Saturday, July 20, 2013

Peak Global Sea Ice is Lowest in the Satellite Era

Update 7/21: This post is incorrect. Global sea ice extent has two peaks in a year, one around June/July and a higher one in November. My figure confused the two, and actually this June's local maximum is higher than in most recent years. Here's the plot from Cryosphere Today.

This year's first peak in SIE was 14th lowest out of 35 years. (2011 is lowest, and 2012 next lowest.) For the annual maximum that occurs late in the year, 2012 was the lowest so far, with 2011 second-lowest.

Global sea ice extent has maxed out for the year at 25.30 million square kilometers (on June 26th), it's lowest value ever in the satellite era:


David Messineo said...

Anyone who still questions global warming can just go to Portage Glacier near Anchorage and see how this tidewater glacier has noticeably receded since the 1990s. We saw it firsthand this past week.

Steve said...

Ha! I was just watching a video of Roy Spencer's testimony to the Senate from earlier this week, in which (towards the end), he claimed there were some "half truths"being peddled by other witnesses - like the one who talked about decreasing Arctic Ice, but didn't mention increasing Antarctic Ice.

He has a hide. The video can be seen on Youtube here:

Robert Grumbine said...

David (Appel):
Your figures are for sea ice extent, not area. Your point holds either way. Sea ice is seldom a solid pack. There's open water even in the high Arctic in winter. Area won't count that water, but extent will. (nit: its, not it's in your comment)

David (Messineo):
you want more than 20 years for deciding what glaciers are doing in a climate sense. Fortunately, we have more than that, and your conclusion holds. See for a collection of glacier photos taken from the same vantage to over 100 years apart.

Arno Arrak said...

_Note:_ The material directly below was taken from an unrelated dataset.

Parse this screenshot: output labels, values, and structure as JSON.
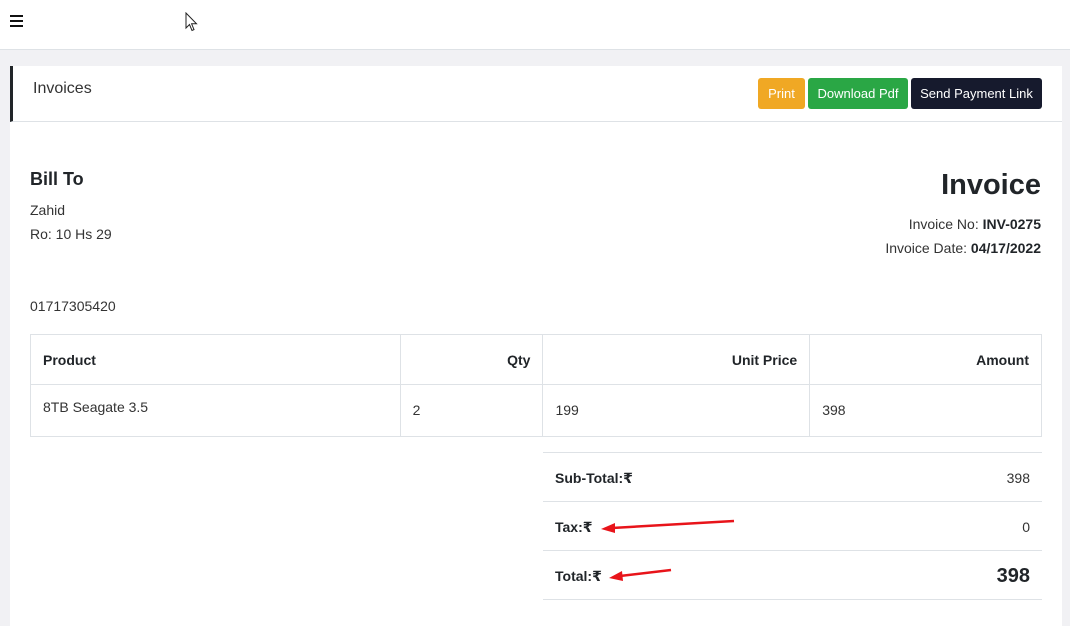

When you combine Arctic and Antarctic sea ice volumes you are mixing apples and oranges. There is nothing much interesting happening in the Antarctic except that the ice is being undercut in places by up-welling warm water. In the past this has led to periodic collapses of the ice sheet. According to the sedimentary record a large amount of melt water cascaded into the Ross Sea 18,000 years ago, again 10,500 years ago, again 5,500 years ago and then again 1,500 years ago. This tells us that if warm water keeps undermining the ice, as it still is, we can look forward to another such periodic collapse in a somewhat unpredictable future. The ice sheet facing the Amundsen Sea in particular is being undermined because shore winds push the cold surface water away and warmer water from below replaces it. In the Arctic the situation is entirely different. The Arctic today is the only part of the world that is still warming. That is possible only because Arctic warming is not greenhouse warming. It began at the turn of the twentieth century after 2,000 years of slow cooling, paused for 30 years in mid-century, then resumed, and is still going strong. There was no increase of atmospheric carbon dioxide when the warming started and this is what rules out the greenhouse warming as its cause. That is because the infrared absorbency of carbon dioxide is a property of the gas and cannot be changed. You must increase the number of absorbing molecules to start a warming. The start of warming was caused by a relatively rapid reorganization of North Atlantic current system that began carrying warm Gulf Stream water into the Arctic ocean. The pause in mid-century would then be explained by a temporary return of the former flow pattern of currents. Direct measurement of ocean temperature by research vessel in 2010 showed that water temperature reaching the Arctic now exceeds anything within the last 2,000 years. In addition to North Atlantic currents a lesser amount of warm water enters through the Bering Strait. It is usually enough to clear the Chuckchi Sea of ice in the summer. But in 2007 pole-ward winds brought so much warm water through that it melted a large patch of open water to its north. The Russian side was unaffected. And what about the future? The warming continues, but nature is fickle and what has happened before can happen again. What if the warming pause of mid-twentieth century should repeat itself? Someone ought to study this to avoid being blindsided by nature. Arno Arrak